In Angola, a civil war that raged for decades has left lingering, and dangerous, reminders of the violence across the countryside. Long since the worst of the fighting ended in 2002, land mines continue to claim lives — and not just those of humans.
Even as the elephant population there saw a replenishment in numbers following the war, many of the mammoth animals were being killed by leftover land mines, as well.
But Angola’s wildlife observers have gradually noticed something curious going on. A number of elephants in Angola now appear to steer clear of land mines, even trumpeting warnings about them to other elephants.
That caught the attention of the U.S. Army Research Office, which funded some initial research to see just how, exactly, these lumbering giants manage to sniff out, and step around, the dangerous devices. The idea was to verify whether the claims coming out of Angola were to be believed — and, if so, whether there was any chance of turning these elephants’ talents to the purpose of saving lives.

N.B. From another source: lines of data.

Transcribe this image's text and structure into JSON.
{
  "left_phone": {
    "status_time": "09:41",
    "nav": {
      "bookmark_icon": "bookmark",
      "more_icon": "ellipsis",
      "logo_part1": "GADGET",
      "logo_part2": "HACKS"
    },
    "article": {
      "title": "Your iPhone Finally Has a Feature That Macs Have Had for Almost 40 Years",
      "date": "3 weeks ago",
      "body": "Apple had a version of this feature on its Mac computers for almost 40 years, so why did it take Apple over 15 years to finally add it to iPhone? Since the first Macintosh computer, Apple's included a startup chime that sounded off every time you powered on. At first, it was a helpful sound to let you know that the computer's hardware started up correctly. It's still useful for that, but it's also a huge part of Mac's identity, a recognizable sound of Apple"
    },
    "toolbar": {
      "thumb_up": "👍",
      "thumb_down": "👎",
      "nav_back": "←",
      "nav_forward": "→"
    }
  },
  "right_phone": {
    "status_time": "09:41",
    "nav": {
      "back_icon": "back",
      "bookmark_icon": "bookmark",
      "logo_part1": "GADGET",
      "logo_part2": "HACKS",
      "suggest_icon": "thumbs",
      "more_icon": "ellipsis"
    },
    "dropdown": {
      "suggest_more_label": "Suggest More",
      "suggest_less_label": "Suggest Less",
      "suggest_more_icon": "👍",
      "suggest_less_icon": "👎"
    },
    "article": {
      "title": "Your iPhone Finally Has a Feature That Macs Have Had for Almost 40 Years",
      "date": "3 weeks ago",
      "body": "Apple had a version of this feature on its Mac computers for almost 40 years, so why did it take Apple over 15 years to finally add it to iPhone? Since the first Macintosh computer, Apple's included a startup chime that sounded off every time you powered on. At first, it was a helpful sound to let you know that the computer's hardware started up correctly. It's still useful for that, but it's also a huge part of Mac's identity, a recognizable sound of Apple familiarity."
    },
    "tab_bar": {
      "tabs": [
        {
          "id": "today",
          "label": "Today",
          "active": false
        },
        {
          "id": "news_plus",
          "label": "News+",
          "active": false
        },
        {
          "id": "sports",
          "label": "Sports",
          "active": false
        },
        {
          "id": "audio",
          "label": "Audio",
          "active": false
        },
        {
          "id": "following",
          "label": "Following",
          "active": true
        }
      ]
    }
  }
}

As The Economist has reported: “The US Army’s Research Office has been testing the ability of a group of tame elephants in South Africa to find traces of TNT, an explosive, amid decoy odours of bleach, petrol, soap and tea.”
Sean Hensman, a South African researcher with the group Adventures with Elephants, took part in that stu.
“After a long time,” he tells NPR’s Scott Simon, “we found out that the [elephants] are very, very good at identifying the scent of TNT and other things, and are very, very quick learners.”
And they don’t just learn quickly; they also retain that knowledge long afterward.
“We tested one elephant a year after we had done the initial research, and he still passed the whole test with flying colors.”
Hensman chalks it up to the elephant’s hefty schnozz. “They’re reported to have a sense of smell 14 times better than a good dog,” he says, “and a good dog is reputed to be about 2,000 times better than you and I.”
Hensman is careful to note that the researchers have no intention of actually taking elephants into areas littered with land mines. Rather, he says the U.S. Army is testing the animals’ sense of smell in order to design better land mine sensors of their own.
“They spent billions on sensors and understanding a dog’s nose. And, you know, if an elephant is that much more sensitive than a dog, they have learned a lot from it. And they’ve applied that to some of their sensors, which they’re testing at the moment.”
But that’s not where Hensman’s ambitions end.
“They’re using dogs to detect cancer, they’re using dogs to detect diseases,” he says, “and if we could use an elephant do the same, then hopefully we can save a lot of people.”
For that, elephants could use a little breathless praise. And Hensman’s not hesitant about offering them just that.
“They’re highly intelligent, they’re good fun to be around and to be awed by them is putting it lightly,” he says. “They really are very, very special animals.”